So, what are our options? Staying in house.....again? Which is a tough one to swallow, but is the only reasonable answer at this time. One question that sticks out in my mind is: How is that Edmonds trade looking right about now? Jim was my favorite Cardinal of all time and yes it was hard to see him go, but the guy we got in return (David Freese) is paying dividends and its looking like he is going to be our Opening Day starting third baseman. Who would have thought that that would have happened? I am very high on David Freese and I think that his talents will only excel when he gets more time at the major league level. We also have Wallace in the minor leagues, but his defense is far from major league ready. I was kicking around some ideas. Lets play "What if this situation doesnt work?" game. Meaning, what if David Freese doesnt pan out at third base liked we thought he would? What would you like the Cardinals to do? Here are some possible options:
1.) Stay with Freese

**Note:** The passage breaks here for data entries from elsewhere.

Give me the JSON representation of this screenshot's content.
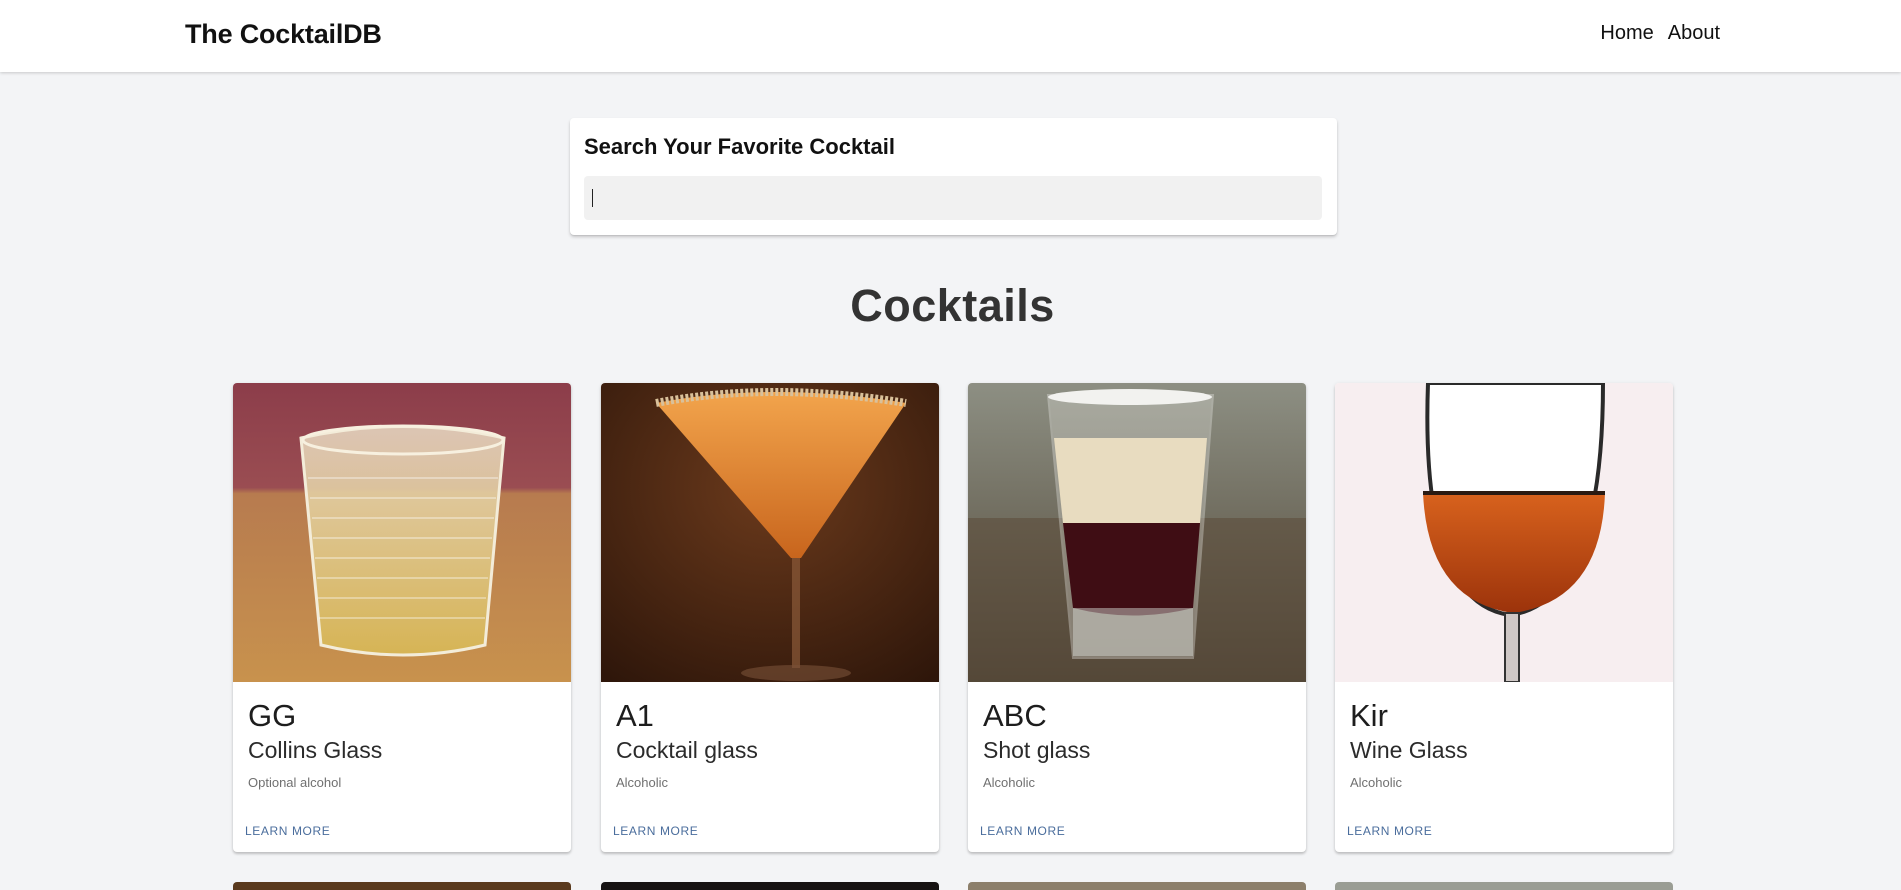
{
  "header": {
    "brand": "The CocktailDB",
    "nav": [
      {
        "label": "Home"
      },
      {
        "label": "About"
      }
    ]
  },
  "search": {
    "label": "Search Your Favorite Cocktail",
    "value": ""
  },
  "main": {
    "title": "Cocktails"
  },
  "cocktails": [
    {
      "name": "GG",
      "glass": "Collins Glass",
      "alcoholic": "Optional alcohol",
      "button": "Learn More"
    },
    {
      "name": "A1",
      "glass": "Cocktail glass",
      "alcoholic": "Alcoholic",
      "button": "Learn More"
    },
    {
      "name": "ABC",
      "glass": "Shot glass",
      "alcoholic": "Alcoholic",
      "button": "Learn More"
    },
    {
      "name": "Kir",
      "glass": "Wine Glass",
      "alcoholic": "Alcoholic",
      "button": "Learn More"
    }
  ],
  "colors": {
    "page_background": "#f3f4f6",
    "card_background": "#ffffff",
    "link": "#4a6d9c"
  }
}
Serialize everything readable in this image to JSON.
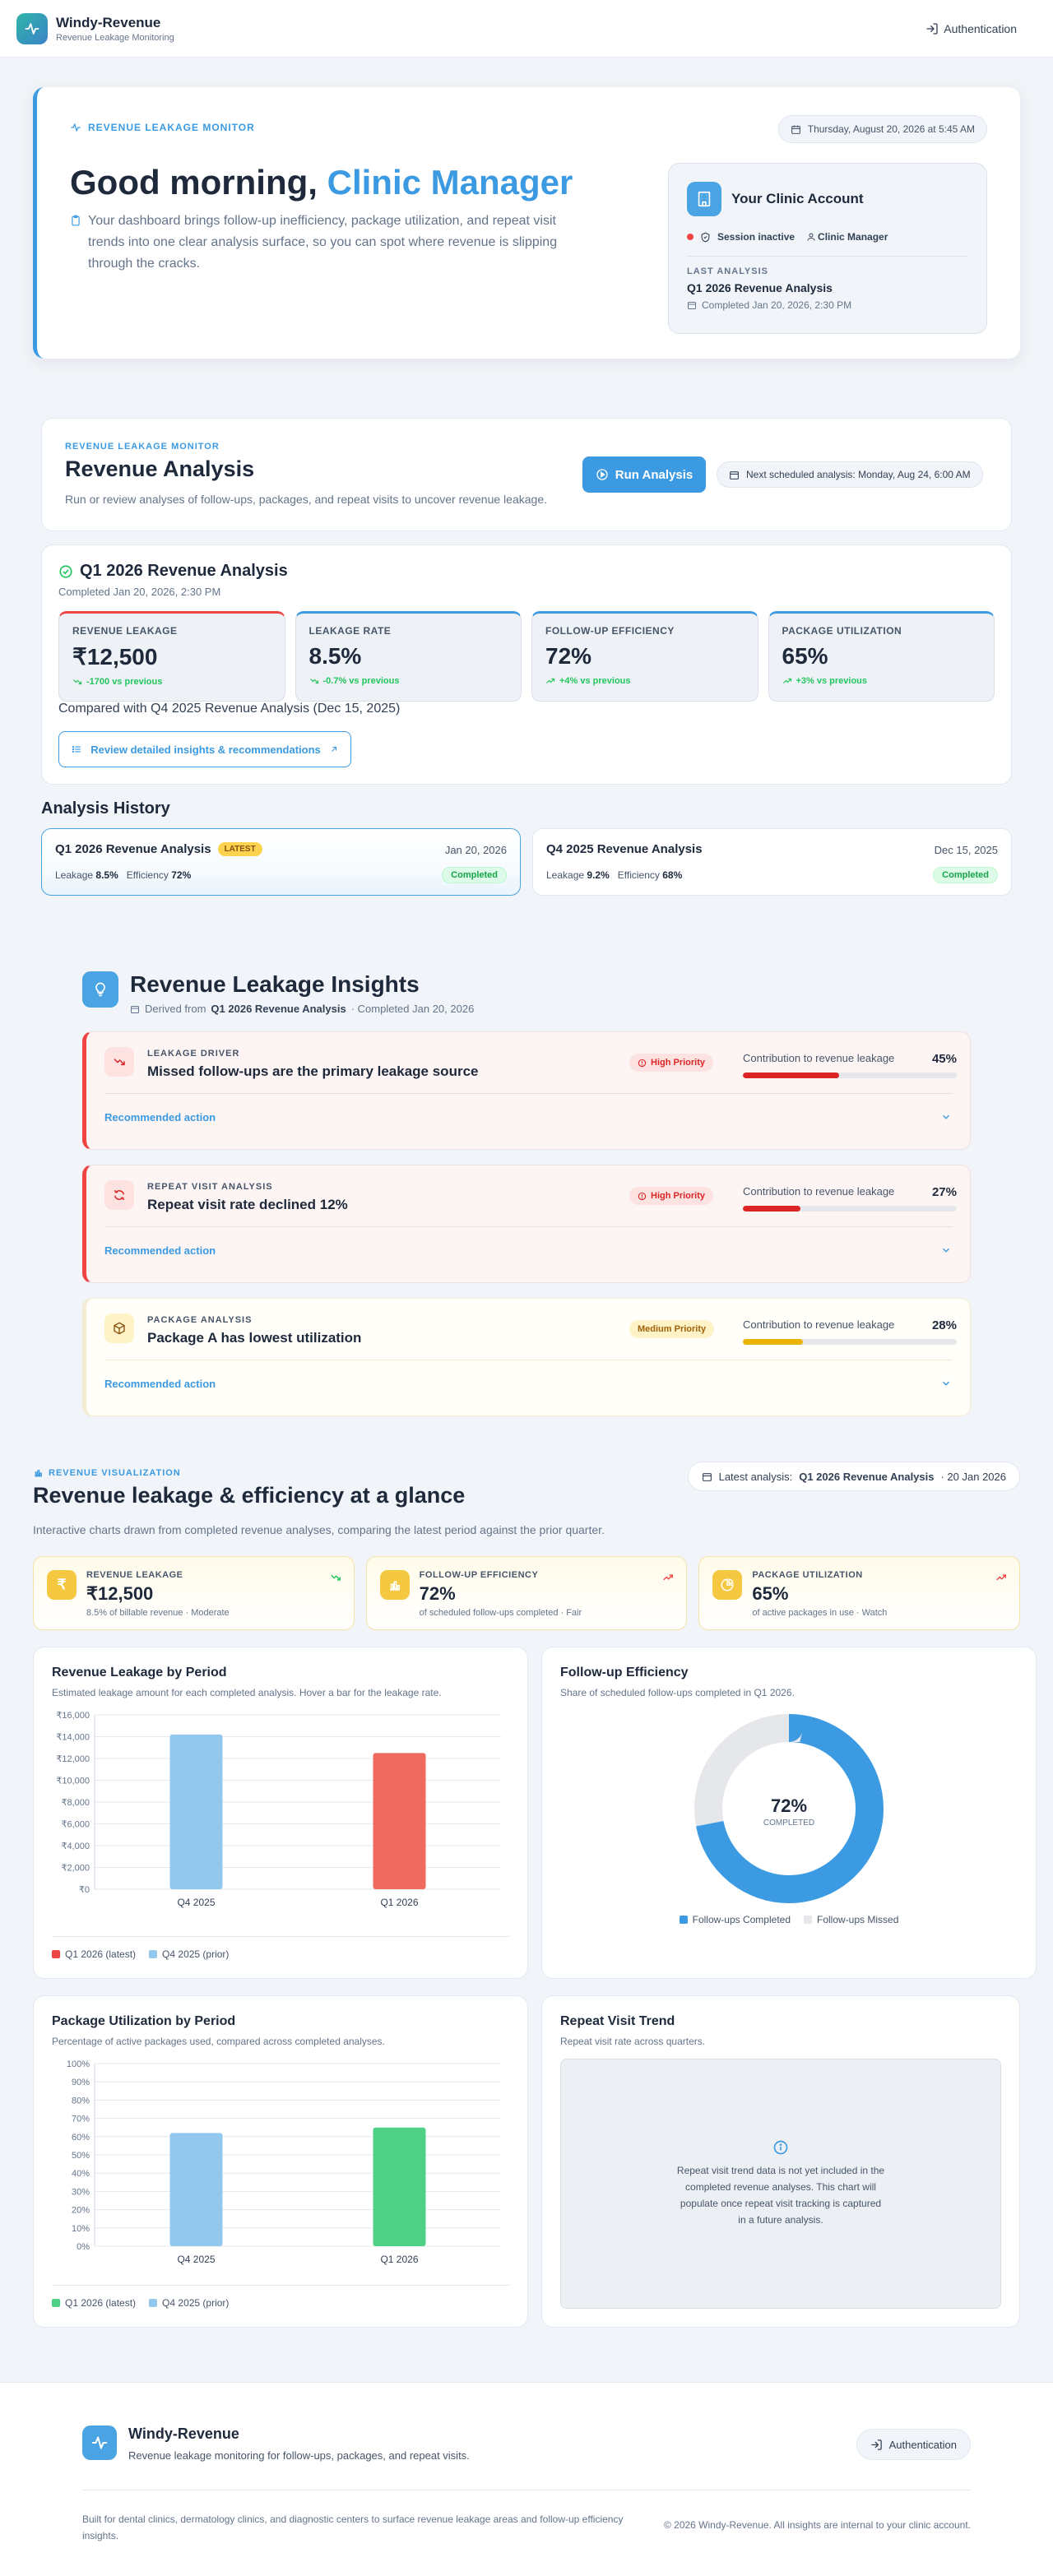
{
  "app": {
    "name": "Windy-Revenue",
    "tagline": "Revenue Leakage Monitoring",
    "auth_label": "Authentication"
  },
  "hero": {
    "kicker": "REVENUE LEAKAGE MONITOR",
    "date": "Thursday, August 20, 2026 at 5:45 AM",
    "greeting": "Good morning,",
    "role": "Clinic Manager",
    "description": "Your dashboard brings follow-up inefficiency, package utilization, and repeat visit trends into one clear analysis surface, so you can spot where revenue is slipping through the cracks.",
    "account": {
      "title": "Your Clinic Account",
      "session": "Session inactive",
      "role": "Clinic Manager",
      "last_label": "LAST ANALYSIS",
      "last_name": "Q1 2026 Revenue Analysis",
      "last_completed": "Completed Jan 20, 2026, 2:30 PM"
    }
  },
  "analysis": {
    "kicker": "REVENUE LEAKAGE MONITOR",
    "title": "Revenue Analysis",
    "description": "Run or review analyses of follow-ups, packages, and repeat visits to uncover revenue leakage.",
    "run_label": "Run Analysis",
    "next_scheduled": "Next scheduled analysis: Monday, Aug 24, 6:00 AM"
  },
  "current": {
    "title": "Q1 2026 Revenue Analysis",
    "completed": "Completed Jan 20, 2026, 2:30 PM",
    "metrics": [
      {
        "label": "REVENUE LEAKAGE",
        "value": "₹12,500",
        "delta": "-1700 vs previous"
      },
      {
        "label": "LEAKAGE RATE",
        "value": "8.5%",
        "delta": "-0.7% vs previous"
      },
      {
        "label": "FOLLOW-UP EFFICIENCY",
        "value": "72%",
        "delta": "+4% vs previous"
      },
      {
        "label": "PACKAGE UTILIZATION",
        "value": "65%",
        "delta": "+3% vs previous"
      }
    ],
    "compared": "Compared with Q4 2025 Revenue Analysis (Dec 15, 2025)",
    "review_label": "Review detailed insights & recommendations"
  },
  "history": {
    "title": "Analysis History",
    "items": [
      {
        "name": "Q1 2026 Revenue Analysis",
        "badge": "LATEST",
        "date": "Jan 20, 2026",
        "leak_label": "Leakage",
        "leak": "8.5%",
        "eff_label": "Efficiency",
        "eff": "72%",
        "status": "Completed"
      },
      {
        "name": "Q4 2025 Revenue Analysis",
        "date": "Dec 15, 2025",
        "leak_label": "Leakage",
        "leak": "9.2%",
        "eff_label": "Efficiency",
        "eff": "68%",
        "status": "Completed"
      }
    ]
  },
  "insights": {
    "title": "Revenue Leakage Insights",
    "derived_prefix": "Derived from",
    "derived_name": "Q1 2026 Revenue Analysis",
    "derived_suffix": "· Completed Jan 20, 2026",
    "contrib_label": "Contribution to revenue leakage",
    "action_label": "Recommended action",
    "items": [
      {
        "kicker": "LEAKAGE DRIVER",
        "title": "Missed follow-ups are the primary leakage source",
        "priority": "High Priority",
        "contribution": "45%",
        "fraction": 0.45
      },
      {
        "kicker": "REPEAT VISIT ANALYSIS",
        "title": "Repeat visit rate declined 12%",
        "priority": "High Priority",
        "contribution": "27%",
        "fraction": 0.27
      },
      {
        "kicker": "PACKAGE ANALYSIS",
        "title": "Package A has lowest utilization",
        "priority": "Medium Priority",
        "contribution": "28%",
        "fraction": 0.28
      }
    ]
  },
  "viz": {
    "kicker": "REVENUE VISUALIZATION",
    "title": "Revenue leakage & efficiency at a glance",
    "description": "Interactive charts drawn from completed revenue analyses, comparing the latest period against the prior quarter.",
    "latest_prefix": "Latest analysis:",
    "latest_name": "Q1 2026 Revenue Analysis",
    "latest_date": "· 20 Jan 2026",
    "kpis": [
      {
        "label": "REVENUE LEAKAGE",
        "value": "₹12,500",
        "note": "8.5% of billable revenue · Moderate",
        "icon": "rupee-icon"
      },
      {
        "label": "FOLLOW-UP EFFICIENCY",
        "value": "72%",
        "note": "of scheduled follow-ups completed · Fair",
        "icon": "bar-chart-icon"
      },
      {
        "label": "PACKAGE UTILIZATION",
        "value": "65%",
        "note": "of active packages in use · Watch",
        "icon": "pie-icon"
      }
    ],
    "colors": {
      "blue": "#3b9ae1",
      "light_blue": "#93c8ee",
      "red": "#ef6a5e",
      "green": "#4ed187",
      "gray": "#e5e7eb"
    }
  },
  "chart_data": [
    {
      "type": "bar",
      "title": "Revenue Leakage by Period",
      "subtitle": "Estimated leakage amount for each completed analysis. Hover a bar for the leakage rate.",
      "categories": [
        "Q4 2025",
        "Q1 2026"
      ],
      "values": [
        14200,
        12500
      ],
      "ylim": [
        0,
        16000
      ],
      "yticks": [
        "₹0",
        "₹2,000",
        "₹4,000",
        "₹6,000",
        "₹8,000",
        "₹10,000",
        "₹12,000",
        "₹14,000",
        "₹16,000"
      ],
      "series": [
        {
          "name": "Q1 2026 (latest)"
        },
        {
          "name": "Q4 2025 (prior)"
        }
      ]
    },
    {
      "type": "pie",
      "title": "Follow-up Efficiency",
      "subtitle": "Share of scheduled follow-ups completed in Q1 2026.",
      "center_value": "72%",
      "center_label": "COMPLETED",
      "slices": [
        {
          "name": "Follow-ups Completed",
          "value": 72
        },
        {
          "name": "Follow-ups Missed",
          "value": 28
        }
      ]
    },
    {
      "type": "bar",
      "title": "Package Utilization by Period",
      "subtitle": "Percentage of active packages used, compared across completed analyses.",
      "categories": [
        "Q4 2025",
        "Q1 2026"
      ],
      "values": [
        62,
        65
      ],
      "ylim": [
        0,
        100
      ],
      "yticks": [
        "0%",
        "10%",
        "20%",
        "30%",
        "40%",
        "50%",
        "60%",
        "70%",
        "80%",
        "90%",
        "100%"
      ],
      "series": [
        {
          "name": "Q1 2026 (latest)"
        },
        {
          "name": "Q4 2025 (prior)"
        }
      ]
    },
    {
      "type": "line",
      "title": "Repeat Visit Trend",
      "subtitle": "Repeat visit rate across quarters.",
      "empty_message": "Repeat visit trend data is not yet included in the completed revenue analyses. This chart will populate once repeat visit tracking is captured in a future analysis."
    }
  ],
  "footer": {
    "name": "Windy-Revenue",
    "tagline": "Revenue leakage monitoring for follow-ups, packages, and repeat visits.",
    "auth_label": "Authentication",
    "built": "Built for dental clinics, dermatology clinics, and diagnostic centers to surface revenue leakage areas and follow-up efficiency insights.",
    "copyright": "© 2026 Windy-Revenue. All insights are internal to your clinic account."
  }
}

2.) Take a flyer on any capable player out there
3.) Make a trade
I think the most illogical option is option number three, making a trade. Even though there have been some rumors about trading for Ryan Raburn from Detroit, that would not be a wise decision. If we were to trade for a player, they would have to be more than adequate at defense at third base. Meaning, basically trying to obtain an everyday third baseman. This is the last thing that we should do for two reasons: (1) That player would only be a rental due to Freese and Wallace waiting in the wings. We would also have to give up pitching most likely and that is the last thing we need to be doing right now. And (2) There is no way that we will try to obtain an everyday third baseman because that means he will be a proven, older player who will be expensive. For instance, a guy like Melvin Mora who would probably be available due to the fact that the Orioles have close to zero pitching. The next option posed that I am a little mixed about is taking a player through waivers. I dont think this would help, nor do I think it would hinder our current situation. For instance, Dallas McPherson who was just released by the Marlins. He hit 42 home runs last year in AAA along with 98 Rbi, yet nobody seems to be giving him a look. So why dont we take a waiver on him? I think our hands are tied. I personally dont want to pick up McPherson because then we would have a logjam at third base which is something that we are already dealing with in the outfield. Lastly, I think the most logical decision would be to stay in house. I know, I know you are saying, "NO! NO! God we are so cheap if we do that" etc... which may be the case, but in our recent penny pinching ways, the way that I see it, will only help us in the future. If we are able to fill the holes on our Major League club with the guys that we have that are ready to make the jump from the minors, we are at a huge advantage. An advantage that not many clubs out there have. We are going to have to buy into what the Cardinals are doing right now because it is the way of the future. We could look back a few years from now and talk about the major mistakes that we made, but by that time, especially in this instance, this decision will not be one of those mistakes.